Mimyo no hashi is close to the tomb of Kobo Daishi. He is  is not considered dead by his followers but merely in a state of meditation awaiting the arrival of the Maitreya (Buddha of the Future), so believers want to be as near him as possible and thus have their graves built close to Kobo Daishi's mausoleum.

Just to the right of Mimyo-no-hashi is a series of black Jizo Statues.

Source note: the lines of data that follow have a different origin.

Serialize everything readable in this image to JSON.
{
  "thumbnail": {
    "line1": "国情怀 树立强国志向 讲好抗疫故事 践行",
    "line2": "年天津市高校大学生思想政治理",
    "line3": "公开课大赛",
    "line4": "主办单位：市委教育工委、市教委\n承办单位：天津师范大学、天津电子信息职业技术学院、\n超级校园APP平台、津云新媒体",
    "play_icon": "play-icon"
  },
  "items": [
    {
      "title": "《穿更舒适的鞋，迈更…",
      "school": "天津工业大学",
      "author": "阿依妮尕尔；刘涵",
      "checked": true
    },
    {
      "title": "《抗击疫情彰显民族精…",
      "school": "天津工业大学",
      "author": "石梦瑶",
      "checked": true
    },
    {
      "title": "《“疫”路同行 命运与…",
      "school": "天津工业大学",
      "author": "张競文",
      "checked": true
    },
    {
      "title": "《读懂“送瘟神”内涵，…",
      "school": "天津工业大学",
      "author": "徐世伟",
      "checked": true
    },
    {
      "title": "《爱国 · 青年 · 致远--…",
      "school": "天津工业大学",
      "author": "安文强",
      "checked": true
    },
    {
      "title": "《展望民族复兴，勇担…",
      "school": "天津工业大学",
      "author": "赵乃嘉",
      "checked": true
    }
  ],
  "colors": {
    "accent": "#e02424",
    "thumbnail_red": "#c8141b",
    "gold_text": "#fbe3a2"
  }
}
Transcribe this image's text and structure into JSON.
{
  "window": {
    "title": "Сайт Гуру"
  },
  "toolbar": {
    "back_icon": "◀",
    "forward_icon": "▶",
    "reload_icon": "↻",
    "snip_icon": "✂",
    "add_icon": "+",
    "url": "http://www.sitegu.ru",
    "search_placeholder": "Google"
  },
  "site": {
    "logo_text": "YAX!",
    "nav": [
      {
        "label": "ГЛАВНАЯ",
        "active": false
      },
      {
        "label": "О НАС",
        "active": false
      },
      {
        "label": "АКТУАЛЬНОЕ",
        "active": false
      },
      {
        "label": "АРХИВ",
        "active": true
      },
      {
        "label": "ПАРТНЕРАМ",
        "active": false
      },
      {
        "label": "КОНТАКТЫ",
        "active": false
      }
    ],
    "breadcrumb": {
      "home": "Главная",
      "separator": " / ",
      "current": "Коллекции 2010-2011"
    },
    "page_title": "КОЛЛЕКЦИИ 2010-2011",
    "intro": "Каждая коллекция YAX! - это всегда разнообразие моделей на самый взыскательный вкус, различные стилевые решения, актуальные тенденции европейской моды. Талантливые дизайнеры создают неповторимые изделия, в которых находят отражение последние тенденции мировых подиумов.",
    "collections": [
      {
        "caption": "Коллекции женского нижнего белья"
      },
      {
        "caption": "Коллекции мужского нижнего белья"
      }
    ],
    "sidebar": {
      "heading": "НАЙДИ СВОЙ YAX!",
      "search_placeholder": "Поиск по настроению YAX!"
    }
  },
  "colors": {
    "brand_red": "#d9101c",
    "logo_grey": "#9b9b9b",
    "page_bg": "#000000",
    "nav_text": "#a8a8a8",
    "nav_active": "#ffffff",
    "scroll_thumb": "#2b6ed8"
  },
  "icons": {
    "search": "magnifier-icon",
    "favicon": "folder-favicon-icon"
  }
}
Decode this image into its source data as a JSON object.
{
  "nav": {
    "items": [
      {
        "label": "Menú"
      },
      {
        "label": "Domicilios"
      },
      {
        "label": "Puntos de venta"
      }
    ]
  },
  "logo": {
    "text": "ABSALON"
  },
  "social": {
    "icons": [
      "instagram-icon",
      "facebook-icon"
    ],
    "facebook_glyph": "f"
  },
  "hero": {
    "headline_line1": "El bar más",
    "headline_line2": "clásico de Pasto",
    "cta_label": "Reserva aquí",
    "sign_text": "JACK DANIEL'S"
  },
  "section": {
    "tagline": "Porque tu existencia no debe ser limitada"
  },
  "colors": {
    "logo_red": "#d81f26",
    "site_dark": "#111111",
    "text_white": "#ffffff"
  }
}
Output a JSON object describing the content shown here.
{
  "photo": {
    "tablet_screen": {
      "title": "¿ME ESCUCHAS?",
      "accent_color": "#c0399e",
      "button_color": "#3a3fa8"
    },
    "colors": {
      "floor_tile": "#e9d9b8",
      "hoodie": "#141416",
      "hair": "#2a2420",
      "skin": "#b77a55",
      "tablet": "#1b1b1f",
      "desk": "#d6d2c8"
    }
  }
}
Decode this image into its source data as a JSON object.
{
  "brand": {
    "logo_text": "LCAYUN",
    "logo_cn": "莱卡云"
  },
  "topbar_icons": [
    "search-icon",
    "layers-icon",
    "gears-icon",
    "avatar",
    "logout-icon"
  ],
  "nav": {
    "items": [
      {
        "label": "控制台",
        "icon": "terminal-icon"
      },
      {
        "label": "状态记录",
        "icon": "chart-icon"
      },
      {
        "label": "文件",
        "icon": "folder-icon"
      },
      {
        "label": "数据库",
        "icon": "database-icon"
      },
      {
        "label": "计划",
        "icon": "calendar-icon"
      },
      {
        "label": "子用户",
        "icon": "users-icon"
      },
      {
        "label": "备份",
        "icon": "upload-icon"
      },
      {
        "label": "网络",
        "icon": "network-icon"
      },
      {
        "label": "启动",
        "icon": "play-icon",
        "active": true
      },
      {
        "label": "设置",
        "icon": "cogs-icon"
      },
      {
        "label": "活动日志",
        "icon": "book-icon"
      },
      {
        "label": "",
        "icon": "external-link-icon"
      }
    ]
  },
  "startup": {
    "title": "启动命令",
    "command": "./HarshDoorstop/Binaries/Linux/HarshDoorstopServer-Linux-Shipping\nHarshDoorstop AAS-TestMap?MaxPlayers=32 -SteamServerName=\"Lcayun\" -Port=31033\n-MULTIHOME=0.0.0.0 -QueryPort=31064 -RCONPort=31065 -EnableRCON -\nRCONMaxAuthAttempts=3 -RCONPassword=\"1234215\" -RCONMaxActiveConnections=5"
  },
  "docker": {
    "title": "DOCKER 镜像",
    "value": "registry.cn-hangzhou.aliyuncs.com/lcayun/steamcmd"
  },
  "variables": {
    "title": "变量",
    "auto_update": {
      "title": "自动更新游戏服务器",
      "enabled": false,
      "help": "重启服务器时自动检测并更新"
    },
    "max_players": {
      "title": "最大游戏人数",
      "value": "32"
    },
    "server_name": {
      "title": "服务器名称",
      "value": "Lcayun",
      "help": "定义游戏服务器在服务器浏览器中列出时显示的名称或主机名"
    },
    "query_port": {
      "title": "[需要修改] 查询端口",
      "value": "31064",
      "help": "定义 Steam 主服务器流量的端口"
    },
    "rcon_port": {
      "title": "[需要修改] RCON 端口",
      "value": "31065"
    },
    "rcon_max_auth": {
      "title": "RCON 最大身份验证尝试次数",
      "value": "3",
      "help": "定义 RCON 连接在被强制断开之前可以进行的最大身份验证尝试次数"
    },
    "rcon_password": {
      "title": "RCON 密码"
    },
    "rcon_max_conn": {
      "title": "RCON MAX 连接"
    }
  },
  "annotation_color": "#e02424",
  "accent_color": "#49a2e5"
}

Worshippers offer prayers for the dead by ladling water from the river over the statues.

Okunoin is approached on a cobbled path (the stones come from Nagoya's old street car line) from Ichi-no-hashi.

Kobo Daishi's tomb is beyond the Mimyo-no-hashi bridge behind the Toro-do(Lantern Hall), which contains hundreds of lamps, some of them said to have been burning since the 9th century, plus a sacred vajra and juzu (prayer beads) believed by the faithful to bestow good health on touching them.



 During his studies he also took up painting under the tutorship of a well respected local painter Ishizaki Yuushi, in order to learn the Chinese style known as Tang painting and continued his studies with some of the Chinese masters resident in Japan and  especially with Chen Yizhou, who had settled  for a time in Nagasaki  and who, incidentally, also taught Western styles.





Peach,Chestnut & Persimmon 1900 £175

66x120.5cm 25.9x47.4 inches with box. This box is being made for this charming scroll

The Haigu looks at the Japanese proverb:

“Momo kuri san-nen, kaki hachi-nen no kokoro”.
Translating, it is said that
“Peach and chestnut trees take three years to mature, and persimmon takes eight.”
This proverb means that patience wins out in the end.

Kuri (chestnuts) are one of the most common and beloved tastes of autumn in Japan. They are the symbol of autumn as well as kaki (persimmons). Kuri can be eaten simply boiled or cooked with rice (kuri-gohan). They are also often used as an ingredient in Japanese confectionery. 

These fruits have often appeared in Japanese folktales. Peaches appear in "Momotaro (The Peach Boy)." Chestnuts and persimmon appear in "Saru Kani Kassen (The Battle of the Monkey and the Crab)."

Dark brown colour is called kuri-iro (chestnut colour).